I had no idea what kind of adulteration is now allowed to take place with the production of olive oil and the mistakes we all make when we buy it. But now that I know, I had to let you know you too – so that this heart-healthy staple in your pantry is, in fact, the superfood you think it is.

Here are the rules of engagement when it comes to purchasing and consuming top quality olive oil.

 

Rule #1: It Must Be Fresh-Pressed

Olive oil should be harvested and pressed at its peak so that the freshness and nutrition gets locked in.

Everything has a growing and harvesting season, so it makes sense that to get the freshest and therefore the healthiest olive oil, we need to go beyond our borders as seasons change to leverage more than just the northern hemisphere.

Look for “Harvest date or Pressed Date” on your olive oil bottle.

It should be the most recent date on the bottle. Olive oil guru and renown researcher, T. J. Robinson argues that olives are a fruit and their oil is technically their juice (just like avocados). Because of that, we should be aware of both the harvest date or pressing date as well as the Use By date because we should never keep olive oil longer than a year.

Robinson also suggests that better quality olive oil is done in small batches.

 

Rule #2: Must be Independently Tested

In his New York Times best-selling book, Extra Virginity, journalist and olive oil expert Tom Mueller warns of contaminants and even cancer-causing agents found in fake olive oils.

Since there are no standard regulations for olive oil, it can be cut with pesticides or other low-quality oils and passed off as olive oil, especially in restaurants where they try to keep food costs down.

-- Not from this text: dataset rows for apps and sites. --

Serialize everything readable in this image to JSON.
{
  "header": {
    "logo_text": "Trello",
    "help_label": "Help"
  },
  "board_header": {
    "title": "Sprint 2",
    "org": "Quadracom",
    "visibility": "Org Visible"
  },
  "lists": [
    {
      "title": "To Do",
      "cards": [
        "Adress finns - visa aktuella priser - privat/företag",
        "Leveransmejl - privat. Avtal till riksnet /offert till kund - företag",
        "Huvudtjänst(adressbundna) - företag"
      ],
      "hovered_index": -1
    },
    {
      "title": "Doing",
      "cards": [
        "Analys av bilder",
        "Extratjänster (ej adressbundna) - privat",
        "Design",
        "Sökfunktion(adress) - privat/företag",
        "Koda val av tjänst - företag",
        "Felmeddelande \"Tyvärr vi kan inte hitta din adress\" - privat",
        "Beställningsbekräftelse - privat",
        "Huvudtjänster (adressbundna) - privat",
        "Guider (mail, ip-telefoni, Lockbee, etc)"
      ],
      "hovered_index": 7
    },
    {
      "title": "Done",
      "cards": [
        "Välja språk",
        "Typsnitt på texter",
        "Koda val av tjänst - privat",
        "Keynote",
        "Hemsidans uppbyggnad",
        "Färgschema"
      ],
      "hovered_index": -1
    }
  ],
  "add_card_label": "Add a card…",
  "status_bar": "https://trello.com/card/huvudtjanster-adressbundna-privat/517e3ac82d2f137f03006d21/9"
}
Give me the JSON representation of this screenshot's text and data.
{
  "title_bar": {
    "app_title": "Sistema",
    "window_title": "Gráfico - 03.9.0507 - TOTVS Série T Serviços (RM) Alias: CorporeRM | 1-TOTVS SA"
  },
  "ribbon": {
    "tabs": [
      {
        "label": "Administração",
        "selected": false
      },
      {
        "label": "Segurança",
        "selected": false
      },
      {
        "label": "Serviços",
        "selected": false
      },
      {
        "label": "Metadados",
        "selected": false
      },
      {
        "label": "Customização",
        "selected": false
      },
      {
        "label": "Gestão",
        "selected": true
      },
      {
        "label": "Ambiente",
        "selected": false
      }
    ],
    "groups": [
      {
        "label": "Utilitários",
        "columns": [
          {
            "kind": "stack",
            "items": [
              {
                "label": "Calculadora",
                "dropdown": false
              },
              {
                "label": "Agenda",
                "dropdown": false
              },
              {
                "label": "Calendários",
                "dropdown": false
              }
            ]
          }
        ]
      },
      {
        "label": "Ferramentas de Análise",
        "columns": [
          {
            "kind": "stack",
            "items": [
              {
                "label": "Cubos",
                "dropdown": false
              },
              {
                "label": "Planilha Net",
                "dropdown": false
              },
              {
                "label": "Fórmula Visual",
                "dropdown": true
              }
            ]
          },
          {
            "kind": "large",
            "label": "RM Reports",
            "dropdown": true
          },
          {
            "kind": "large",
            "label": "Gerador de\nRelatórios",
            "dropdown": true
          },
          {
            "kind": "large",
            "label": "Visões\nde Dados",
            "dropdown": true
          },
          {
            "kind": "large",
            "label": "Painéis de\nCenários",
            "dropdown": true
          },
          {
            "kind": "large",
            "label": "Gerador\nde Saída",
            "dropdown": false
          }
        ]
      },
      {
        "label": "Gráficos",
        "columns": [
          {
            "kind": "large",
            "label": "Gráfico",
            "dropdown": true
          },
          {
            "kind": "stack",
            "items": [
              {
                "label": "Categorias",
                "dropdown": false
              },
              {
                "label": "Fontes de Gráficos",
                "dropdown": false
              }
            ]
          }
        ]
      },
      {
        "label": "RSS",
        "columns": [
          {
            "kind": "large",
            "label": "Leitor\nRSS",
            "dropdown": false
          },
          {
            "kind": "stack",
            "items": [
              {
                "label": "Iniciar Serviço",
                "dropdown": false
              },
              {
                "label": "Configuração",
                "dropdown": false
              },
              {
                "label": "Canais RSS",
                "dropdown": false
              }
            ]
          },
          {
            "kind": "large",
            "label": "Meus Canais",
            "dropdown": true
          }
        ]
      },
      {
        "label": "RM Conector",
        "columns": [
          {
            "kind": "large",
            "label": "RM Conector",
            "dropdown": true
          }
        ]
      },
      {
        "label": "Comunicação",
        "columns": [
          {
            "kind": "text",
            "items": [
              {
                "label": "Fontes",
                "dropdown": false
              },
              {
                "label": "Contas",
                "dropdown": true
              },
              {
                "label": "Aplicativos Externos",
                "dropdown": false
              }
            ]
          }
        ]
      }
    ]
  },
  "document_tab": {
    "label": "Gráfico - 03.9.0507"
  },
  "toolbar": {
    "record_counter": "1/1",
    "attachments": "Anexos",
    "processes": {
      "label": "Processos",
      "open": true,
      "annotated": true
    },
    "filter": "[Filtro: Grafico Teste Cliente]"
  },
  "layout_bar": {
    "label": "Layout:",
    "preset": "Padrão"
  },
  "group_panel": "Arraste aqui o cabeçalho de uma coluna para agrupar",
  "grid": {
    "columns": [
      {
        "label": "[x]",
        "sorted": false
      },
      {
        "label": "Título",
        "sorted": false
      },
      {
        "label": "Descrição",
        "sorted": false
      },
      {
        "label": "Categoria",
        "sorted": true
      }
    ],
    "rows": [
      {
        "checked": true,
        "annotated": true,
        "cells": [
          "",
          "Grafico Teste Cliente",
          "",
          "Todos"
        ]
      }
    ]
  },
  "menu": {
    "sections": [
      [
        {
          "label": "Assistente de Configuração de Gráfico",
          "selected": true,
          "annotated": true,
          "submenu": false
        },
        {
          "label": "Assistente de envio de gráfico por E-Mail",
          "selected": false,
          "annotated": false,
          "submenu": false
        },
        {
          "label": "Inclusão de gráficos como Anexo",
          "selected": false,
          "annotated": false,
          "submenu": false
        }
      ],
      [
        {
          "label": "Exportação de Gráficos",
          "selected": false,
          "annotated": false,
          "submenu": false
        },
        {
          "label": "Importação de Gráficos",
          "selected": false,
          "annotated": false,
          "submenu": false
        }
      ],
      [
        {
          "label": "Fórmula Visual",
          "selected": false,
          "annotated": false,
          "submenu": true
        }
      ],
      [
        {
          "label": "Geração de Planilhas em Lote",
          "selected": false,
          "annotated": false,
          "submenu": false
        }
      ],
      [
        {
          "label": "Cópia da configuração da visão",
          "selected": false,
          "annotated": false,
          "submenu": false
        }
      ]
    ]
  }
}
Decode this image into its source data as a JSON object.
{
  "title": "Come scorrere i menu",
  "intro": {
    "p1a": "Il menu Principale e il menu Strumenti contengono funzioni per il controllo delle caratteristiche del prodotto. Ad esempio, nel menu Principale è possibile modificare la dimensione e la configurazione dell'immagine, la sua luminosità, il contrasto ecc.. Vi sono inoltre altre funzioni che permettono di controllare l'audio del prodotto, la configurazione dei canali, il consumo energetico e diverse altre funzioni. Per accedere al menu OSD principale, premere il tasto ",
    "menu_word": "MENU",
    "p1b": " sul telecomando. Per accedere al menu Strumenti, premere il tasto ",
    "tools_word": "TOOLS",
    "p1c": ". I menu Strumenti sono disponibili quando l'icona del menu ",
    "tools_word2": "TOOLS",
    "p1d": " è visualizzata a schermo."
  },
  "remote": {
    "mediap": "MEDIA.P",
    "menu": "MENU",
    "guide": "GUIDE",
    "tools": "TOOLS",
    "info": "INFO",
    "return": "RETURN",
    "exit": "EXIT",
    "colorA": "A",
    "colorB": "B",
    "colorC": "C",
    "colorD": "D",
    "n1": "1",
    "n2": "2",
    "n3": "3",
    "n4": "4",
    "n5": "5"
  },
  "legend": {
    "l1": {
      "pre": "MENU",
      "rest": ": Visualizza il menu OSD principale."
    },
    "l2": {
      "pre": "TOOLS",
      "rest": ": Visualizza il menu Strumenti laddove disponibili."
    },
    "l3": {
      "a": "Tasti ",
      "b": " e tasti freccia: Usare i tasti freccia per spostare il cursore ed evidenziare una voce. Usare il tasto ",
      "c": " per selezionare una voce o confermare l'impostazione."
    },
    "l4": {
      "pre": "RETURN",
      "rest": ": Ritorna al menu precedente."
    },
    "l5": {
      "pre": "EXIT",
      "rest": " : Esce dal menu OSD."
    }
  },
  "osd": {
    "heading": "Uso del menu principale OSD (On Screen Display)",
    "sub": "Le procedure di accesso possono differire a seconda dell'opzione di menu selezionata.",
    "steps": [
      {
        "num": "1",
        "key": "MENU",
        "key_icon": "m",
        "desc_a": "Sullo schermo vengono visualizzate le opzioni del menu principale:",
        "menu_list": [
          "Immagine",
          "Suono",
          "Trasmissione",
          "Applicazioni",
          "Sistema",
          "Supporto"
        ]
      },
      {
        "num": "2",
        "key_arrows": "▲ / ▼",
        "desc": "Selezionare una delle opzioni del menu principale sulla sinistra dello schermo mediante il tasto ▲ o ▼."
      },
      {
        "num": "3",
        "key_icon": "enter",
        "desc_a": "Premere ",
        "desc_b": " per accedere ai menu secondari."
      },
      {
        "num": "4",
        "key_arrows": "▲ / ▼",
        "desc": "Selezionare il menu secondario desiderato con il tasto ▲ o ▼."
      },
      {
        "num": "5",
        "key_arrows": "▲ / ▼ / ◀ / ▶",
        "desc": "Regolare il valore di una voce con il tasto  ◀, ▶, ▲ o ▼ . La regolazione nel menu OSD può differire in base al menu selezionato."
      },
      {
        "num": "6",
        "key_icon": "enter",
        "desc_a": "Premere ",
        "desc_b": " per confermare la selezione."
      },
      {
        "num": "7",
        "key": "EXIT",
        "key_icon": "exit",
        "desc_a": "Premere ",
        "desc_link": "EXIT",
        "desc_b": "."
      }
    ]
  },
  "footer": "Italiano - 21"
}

You want to make sure that what you're buying says that it contains 100% extra virgin olive oil and nothing else.

T.J. Robinson, our Olive Oil Hunter also suggests that we need to know how it was shipped because a lot of olive oils coming over from Italy come on the slow boat with long customs inspections. It can take up to a year after being processed to hit our shelves, which is right around the time he suggests NOT consuming your olive any longer because it's lost its antioxidants and other nutrient power by that time.

Current standards do not require olive oil to be shipped as a perishable food, which makes it subject to less than ideal shipping conditions, such as temperature control, and it's often traveling with non-food items like manufacturing goods.

 

Rule #3: Must Pass Many Taste Tests!

If you've always bought your olive oil in a supermarket, odds are you've never experienced the extraordinary diversity of flavors that await you among the finest artisanal oils. Years ago in Argentina, I was shocked on the wide variety of depth and flavor during an olive oil tasting.

That's why I brought on two taste testers to give their unbiased opinion of the three Chilean oils we sample on today's show. The first two are bold, rich, alive, and spicy while the last one is a more traditional mild, fresh tasting olive oil.

Today we sample:

El Favorito
Alonso
Antukaru

If you would like to sample any of these delicious oils, you can get any one of their $39 bottles of olive oil for $1 from our friends at the Fresh Pressed Olive Oil Club by visiting bottleforabuck.com. This offer comes from olive oil guru T. J. Robinson. Fresh Pressed Olive Oil Club is a club membership, so if you do not wish to get a monthly shipment of olive oil after you get your $1 bottle, make a note to call and cancel after your olive oil arrives.

Note: sample supplies are limited so sample flavor could vary

I just LOVE people who dedicate their lives to top quality sourcing, and I'm grateful to have had the privilege to meet so many of these pioneers of purity throughout my career. I am now a loyal member of the Fresh Pressed Olive Oil Club, and I think my late grandma Juliana would be proud. 🙂

 

Resources:

http://www.mayoclinic.org/healthy-lifestyle/nutrition-and-healthy-eating/expert-answers/food-and-nutrition/faq-20058439